Shapes and cooking method:
Wontons are commonly boiled and served in soup or sometimes deep-fried. There are several common regional variations of shape.
The most versatile shape is a simple right triangle, made by folding the square wrapper in half by pulling together two diagonally opposite corners. Its flat profile allows it to be pan-fried like a jiaozi (pot sticker) in addition to being boiled or deep-fried.
A more globular wonton can be formed by folding all four corners together, resulting in a shape reminiscent of a stereotypical hobo'sbindle made by tying all four corners of a cloth together. The much larger Korean deep-fried dim sim has a similar shape, but wontons in this configuration are more commonly served in soup.
A related kind of wonton is made by using the same kind of wrapper, but applying only a minute amount of filling (frequently meat) and quickly closing the wrapper-holding hand, sealing the wonton into an unevenly squashed shape. These are called xiao huntun (literally "little wonton") and are invariably served in a soup, often with condiments such as pickles, ginger, sesame oil, and cilantro (coriander leaves).
Ingredients:8 cups low-sodium chicken or mushroom broth
1 2-inch piece fresh ginger, peeled and julienned or cut into match sticks
1 tablespoon soy sauce, preferably dark
1/4 cup Shaohsing rice cooking wine or pale dry sherry
1 tablespoon balsamic vinegar/or 2 tablespoons black vinegar
2 teaspoons dark sesame oil
1 teaspoon sugar
Pinch of salt
24 frozen Chinese dumplings, pork, shrimp, or 1 pound package

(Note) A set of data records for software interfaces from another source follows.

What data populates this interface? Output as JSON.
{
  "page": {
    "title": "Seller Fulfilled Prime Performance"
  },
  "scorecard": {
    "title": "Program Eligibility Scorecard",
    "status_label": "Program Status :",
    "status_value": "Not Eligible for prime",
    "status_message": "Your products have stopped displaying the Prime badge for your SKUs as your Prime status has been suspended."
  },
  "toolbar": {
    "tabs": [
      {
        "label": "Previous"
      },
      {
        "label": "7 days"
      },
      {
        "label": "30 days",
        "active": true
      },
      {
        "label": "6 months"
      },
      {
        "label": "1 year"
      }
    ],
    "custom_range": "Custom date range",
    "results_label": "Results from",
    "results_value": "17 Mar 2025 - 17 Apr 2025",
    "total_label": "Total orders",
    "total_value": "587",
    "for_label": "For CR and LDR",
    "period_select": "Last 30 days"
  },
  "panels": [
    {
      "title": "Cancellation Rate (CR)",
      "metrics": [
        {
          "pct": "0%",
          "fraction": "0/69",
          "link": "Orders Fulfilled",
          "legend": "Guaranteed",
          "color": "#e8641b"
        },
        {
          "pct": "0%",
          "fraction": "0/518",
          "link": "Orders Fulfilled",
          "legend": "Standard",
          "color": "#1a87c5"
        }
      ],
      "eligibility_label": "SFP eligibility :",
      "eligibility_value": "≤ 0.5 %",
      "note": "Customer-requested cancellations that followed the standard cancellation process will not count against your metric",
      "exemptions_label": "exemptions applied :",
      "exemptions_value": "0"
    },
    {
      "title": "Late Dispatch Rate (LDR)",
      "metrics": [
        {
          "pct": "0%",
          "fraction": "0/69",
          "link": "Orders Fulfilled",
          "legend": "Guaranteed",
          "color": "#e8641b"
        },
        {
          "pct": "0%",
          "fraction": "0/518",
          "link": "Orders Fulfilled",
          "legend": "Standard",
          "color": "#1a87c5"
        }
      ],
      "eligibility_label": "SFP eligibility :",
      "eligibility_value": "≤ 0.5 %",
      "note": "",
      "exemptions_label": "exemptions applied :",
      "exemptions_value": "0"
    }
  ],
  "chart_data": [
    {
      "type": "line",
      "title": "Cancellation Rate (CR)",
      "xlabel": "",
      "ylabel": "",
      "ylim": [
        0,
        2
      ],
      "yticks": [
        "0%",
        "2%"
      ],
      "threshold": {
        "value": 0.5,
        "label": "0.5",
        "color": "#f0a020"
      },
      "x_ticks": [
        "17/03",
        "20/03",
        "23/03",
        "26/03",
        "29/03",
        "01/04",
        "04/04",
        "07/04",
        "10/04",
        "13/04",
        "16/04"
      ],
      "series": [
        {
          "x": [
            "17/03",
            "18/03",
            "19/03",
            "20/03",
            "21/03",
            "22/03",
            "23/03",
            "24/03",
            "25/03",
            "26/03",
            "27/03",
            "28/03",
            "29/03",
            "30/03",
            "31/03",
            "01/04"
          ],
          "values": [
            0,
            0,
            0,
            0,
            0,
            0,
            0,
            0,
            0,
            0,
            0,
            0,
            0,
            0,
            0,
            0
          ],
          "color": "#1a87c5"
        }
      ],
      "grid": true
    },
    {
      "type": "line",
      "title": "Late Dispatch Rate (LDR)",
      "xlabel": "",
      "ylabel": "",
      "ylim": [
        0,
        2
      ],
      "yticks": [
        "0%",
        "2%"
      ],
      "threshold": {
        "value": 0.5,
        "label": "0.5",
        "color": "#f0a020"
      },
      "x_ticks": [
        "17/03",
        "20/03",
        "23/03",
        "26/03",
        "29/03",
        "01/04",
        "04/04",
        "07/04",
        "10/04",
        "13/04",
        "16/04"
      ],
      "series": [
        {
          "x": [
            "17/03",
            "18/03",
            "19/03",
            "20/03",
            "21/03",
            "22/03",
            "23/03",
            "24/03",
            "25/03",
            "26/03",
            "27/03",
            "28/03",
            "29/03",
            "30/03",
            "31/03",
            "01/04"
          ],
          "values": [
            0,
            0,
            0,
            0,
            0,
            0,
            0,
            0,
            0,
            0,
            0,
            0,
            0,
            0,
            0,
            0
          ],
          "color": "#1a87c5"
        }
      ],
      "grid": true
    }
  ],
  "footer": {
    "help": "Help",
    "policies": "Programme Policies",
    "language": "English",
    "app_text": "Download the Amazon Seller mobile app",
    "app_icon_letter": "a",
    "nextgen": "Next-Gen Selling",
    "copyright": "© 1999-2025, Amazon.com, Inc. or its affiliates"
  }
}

3 scallions (white and green parts), thinly sliced
chopped cilantro (optional)
Asian chili paste (optional)
Method:Put the broth, ginger, soy, wine, vinegar, sesame oil, sugar and salt in a soup pot and bring to a boil over high heat. Adjust the heat so the broth simmers and cooks to lightly flavor with ginger, about 10-15-minutes.
Add the carrots, and simmer until tender and cooked through, about 5 minutes. Just before serving, add the dumplings, cook for 3 minutes, stir in the scallions and spinach and cook until the greens wilt, about 1 minute. Divide among warm bowls and serve. Serve with chili sauce on the side if desired.
Optional- Cook the dumplings according to package directions for potstickers- Serve dumplings on the side of soup.
Tips:1.You can also add veggies if you prefer,if u want to add ,
2 carrots, thinly sliced on the bias- about 1 cup
4 cups bag baby spinach.